---------- DATA EXCERPTS
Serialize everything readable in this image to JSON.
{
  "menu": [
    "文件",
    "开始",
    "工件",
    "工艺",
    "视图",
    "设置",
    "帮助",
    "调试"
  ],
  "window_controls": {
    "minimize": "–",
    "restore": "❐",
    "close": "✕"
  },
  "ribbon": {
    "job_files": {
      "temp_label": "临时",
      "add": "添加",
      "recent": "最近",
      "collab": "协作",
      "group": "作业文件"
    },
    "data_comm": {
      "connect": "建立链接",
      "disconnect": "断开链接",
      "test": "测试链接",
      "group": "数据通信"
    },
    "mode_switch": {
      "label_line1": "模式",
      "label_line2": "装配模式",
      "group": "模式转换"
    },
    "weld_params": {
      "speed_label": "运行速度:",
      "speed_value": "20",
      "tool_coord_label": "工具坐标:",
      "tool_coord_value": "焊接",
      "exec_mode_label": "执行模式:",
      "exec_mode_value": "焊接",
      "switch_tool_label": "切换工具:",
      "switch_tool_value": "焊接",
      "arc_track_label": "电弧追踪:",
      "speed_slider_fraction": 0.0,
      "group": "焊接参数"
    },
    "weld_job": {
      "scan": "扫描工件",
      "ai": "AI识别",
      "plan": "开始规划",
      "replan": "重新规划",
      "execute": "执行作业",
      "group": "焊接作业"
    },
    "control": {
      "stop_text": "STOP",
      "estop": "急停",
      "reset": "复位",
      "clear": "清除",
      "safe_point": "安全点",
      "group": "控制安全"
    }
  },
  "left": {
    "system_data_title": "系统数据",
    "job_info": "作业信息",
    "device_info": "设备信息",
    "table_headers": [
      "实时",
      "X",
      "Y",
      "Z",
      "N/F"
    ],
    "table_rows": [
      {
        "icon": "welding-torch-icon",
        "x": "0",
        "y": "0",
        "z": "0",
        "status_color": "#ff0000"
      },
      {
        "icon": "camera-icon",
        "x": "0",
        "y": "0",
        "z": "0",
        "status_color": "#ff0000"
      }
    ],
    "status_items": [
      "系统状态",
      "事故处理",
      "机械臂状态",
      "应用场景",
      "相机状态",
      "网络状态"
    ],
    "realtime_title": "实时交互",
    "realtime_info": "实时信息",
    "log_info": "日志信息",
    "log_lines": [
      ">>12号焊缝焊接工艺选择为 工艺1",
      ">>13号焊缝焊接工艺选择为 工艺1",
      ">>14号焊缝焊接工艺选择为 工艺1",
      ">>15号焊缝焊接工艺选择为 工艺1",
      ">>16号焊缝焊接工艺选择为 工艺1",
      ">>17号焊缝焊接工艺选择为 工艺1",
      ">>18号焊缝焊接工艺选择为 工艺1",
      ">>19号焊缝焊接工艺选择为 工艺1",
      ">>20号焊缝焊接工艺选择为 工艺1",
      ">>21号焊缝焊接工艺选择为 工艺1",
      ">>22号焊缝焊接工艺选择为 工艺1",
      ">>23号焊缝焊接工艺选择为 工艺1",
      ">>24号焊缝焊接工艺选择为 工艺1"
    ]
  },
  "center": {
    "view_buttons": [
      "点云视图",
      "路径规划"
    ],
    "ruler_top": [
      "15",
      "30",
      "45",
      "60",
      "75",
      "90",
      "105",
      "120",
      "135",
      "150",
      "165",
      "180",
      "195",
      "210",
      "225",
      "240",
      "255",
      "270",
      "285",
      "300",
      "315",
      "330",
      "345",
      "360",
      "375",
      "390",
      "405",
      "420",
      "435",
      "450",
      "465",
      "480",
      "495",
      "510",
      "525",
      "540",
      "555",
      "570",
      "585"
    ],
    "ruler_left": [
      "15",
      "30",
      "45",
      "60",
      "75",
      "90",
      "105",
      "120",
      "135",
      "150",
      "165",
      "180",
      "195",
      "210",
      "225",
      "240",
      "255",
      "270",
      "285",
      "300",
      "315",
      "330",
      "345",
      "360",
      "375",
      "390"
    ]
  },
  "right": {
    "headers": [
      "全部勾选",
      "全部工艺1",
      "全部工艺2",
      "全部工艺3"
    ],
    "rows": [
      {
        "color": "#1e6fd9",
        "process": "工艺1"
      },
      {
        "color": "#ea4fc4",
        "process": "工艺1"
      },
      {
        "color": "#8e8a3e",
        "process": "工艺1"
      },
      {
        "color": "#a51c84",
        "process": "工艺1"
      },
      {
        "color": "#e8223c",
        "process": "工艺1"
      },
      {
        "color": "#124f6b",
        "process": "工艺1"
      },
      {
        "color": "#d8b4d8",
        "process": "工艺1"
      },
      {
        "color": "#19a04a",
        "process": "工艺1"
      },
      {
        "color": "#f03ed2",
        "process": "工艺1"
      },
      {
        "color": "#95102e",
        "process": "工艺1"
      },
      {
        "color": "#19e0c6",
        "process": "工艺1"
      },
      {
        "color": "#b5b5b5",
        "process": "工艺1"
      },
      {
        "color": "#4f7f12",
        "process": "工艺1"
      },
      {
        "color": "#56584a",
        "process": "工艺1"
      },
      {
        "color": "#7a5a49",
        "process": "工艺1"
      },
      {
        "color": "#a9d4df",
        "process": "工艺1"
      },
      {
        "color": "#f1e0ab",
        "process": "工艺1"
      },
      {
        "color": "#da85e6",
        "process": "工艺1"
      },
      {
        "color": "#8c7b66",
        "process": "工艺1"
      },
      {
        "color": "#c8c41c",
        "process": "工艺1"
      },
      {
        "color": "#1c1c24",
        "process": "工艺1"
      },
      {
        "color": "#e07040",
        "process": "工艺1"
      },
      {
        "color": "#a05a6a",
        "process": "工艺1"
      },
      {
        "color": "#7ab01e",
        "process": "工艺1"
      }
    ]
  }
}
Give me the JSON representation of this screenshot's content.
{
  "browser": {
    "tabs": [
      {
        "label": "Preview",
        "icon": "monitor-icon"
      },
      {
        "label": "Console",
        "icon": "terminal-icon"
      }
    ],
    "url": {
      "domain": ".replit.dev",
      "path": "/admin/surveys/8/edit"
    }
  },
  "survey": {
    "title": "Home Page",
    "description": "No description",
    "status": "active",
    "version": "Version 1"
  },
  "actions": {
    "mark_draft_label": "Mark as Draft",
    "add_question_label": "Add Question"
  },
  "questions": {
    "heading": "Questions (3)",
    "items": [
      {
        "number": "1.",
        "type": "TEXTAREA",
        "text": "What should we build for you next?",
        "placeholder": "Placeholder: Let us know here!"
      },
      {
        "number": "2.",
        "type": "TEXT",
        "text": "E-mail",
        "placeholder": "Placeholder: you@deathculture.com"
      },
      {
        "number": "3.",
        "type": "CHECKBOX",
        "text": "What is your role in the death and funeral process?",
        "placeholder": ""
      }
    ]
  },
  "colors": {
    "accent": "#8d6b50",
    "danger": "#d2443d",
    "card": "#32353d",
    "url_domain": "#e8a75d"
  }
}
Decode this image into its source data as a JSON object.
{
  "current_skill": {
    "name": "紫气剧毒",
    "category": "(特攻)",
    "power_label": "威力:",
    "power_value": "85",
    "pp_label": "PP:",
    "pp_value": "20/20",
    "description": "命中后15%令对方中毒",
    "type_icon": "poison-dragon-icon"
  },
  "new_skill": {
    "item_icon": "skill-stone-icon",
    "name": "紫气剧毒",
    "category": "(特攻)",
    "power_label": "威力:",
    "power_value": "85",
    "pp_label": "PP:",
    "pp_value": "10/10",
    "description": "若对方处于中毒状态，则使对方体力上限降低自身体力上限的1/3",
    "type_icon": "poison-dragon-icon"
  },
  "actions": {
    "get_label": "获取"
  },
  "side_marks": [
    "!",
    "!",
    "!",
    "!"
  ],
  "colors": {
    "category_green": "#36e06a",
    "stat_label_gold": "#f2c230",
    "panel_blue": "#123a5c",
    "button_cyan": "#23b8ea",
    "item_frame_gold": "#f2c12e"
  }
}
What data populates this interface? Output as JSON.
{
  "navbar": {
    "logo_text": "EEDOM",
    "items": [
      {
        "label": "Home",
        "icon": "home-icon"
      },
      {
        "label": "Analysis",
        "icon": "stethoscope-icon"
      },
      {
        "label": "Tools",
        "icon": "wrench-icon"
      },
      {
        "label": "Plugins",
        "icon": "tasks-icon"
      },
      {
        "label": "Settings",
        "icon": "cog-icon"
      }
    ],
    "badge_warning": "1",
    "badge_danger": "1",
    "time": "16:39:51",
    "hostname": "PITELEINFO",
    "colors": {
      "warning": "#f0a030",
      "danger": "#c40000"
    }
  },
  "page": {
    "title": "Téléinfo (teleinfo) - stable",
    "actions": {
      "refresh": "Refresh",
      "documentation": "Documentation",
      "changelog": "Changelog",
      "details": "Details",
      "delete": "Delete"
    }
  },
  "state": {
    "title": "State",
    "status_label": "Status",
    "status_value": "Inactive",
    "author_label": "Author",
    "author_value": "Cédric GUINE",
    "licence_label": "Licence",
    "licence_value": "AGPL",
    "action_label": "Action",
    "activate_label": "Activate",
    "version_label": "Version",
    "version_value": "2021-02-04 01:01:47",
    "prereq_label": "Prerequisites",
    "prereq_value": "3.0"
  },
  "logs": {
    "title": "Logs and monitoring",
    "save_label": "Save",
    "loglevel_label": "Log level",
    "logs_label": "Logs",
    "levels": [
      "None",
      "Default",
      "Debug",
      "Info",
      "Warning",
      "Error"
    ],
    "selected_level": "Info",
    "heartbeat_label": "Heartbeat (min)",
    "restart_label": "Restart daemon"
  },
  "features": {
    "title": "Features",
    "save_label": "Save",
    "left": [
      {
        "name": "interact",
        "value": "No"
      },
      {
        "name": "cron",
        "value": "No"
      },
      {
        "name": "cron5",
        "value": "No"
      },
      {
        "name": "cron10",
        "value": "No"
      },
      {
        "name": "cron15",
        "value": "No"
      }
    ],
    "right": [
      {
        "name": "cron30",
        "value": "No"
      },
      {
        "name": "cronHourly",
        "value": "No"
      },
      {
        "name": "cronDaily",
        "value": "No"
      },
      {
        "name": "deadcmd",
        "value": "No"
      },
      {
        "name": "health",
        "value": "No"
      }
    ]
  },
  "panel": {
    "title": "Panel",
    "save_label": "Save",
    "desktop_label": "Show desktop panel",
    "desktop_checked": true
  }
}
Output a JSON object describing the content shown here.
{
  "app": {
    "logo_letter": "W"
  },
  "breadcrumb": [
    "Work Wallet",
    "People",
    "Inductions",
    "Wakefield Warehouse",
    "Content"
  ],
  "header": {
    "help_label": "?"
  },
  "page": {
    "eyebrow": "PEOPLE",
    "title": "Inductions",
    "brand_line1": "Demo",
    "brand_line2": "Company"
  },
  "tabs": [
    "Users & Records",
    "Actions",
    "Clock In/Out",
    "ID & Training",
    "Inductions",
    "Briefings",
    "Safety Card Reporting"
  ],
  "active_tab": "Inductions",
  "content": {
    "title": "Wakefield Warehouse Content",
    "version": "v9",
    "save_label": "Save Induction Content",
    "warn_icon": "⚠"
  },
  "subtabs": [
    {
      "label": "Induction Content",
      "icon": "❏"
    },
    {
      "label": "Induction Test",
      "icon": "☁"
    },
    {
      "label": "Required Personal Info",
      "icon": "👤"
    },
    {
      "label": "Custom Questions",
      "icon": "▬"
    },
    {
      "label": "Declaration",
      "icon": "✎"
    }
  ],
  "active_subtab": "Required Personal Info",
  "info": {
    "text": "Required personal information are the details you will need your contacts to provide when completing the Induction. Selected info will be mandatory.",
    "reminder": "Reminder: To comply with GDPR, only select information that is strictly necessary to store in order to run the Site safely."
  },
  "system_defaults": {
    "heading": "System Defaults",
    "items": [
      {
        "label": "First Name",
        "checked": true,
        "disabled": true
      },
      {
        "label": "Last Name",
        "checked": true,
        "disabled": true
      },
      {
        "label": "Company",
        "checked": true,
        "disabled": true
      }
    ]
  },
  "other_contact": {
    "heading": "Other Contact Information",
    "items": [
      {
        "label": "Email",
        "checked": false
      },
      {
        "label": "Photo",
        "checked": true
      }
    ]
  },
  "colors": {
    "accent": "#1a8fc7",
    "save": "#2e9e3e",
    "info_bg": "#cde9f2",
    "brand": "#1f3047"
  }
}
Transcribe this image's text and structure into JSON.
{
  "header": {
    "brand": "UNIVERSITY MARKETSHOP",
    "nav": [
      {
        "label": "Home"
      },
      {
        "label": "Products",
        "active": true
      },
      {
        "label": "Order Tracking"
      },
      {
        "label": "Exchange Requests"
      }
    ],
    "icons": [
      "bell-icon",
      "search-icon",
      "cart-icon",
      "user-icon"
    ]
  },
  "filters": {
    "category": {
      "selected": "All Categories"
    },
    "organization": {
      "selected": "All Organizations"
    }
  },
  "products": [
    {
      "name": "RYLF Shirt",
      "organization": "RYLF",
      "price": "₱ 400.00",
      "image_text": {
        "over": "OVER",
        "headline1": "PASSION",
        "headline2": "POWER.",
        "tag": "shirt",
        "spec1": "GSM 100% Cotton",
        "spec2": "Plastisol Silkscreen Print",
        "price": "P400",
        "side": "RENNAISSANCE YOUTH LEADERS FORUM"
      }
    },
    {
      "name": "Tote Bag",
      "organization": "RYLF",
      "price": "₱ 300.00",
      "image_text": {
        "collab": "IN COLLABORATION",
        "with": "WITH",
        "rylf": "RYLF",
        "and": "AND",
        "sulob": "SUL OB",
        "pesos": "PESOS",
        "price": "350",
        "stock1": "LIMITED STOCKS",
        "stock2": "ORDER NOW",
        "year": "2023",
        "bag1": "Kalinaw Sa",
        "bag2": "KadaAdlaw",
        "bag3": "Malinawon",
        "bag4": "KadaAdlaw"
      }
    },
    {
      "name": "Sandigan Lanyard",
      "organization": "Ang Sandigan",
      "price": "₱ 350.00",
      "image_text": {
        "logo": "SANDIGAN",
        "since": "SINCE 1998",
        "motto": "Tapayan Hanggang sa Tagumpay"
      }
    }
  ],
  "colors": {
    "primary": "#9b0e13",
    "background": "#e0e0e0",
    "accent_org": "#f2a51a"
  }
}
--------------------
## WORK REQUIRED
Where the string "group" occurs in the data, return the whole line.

## SOLUTION TO THIS EXERCISE
      "group": "作业文件"
      "group": "数据通信"
      "group": "模式转换"
      "group": "焊接参数"
      "group": "焊接作业"
      "group": "控制安全"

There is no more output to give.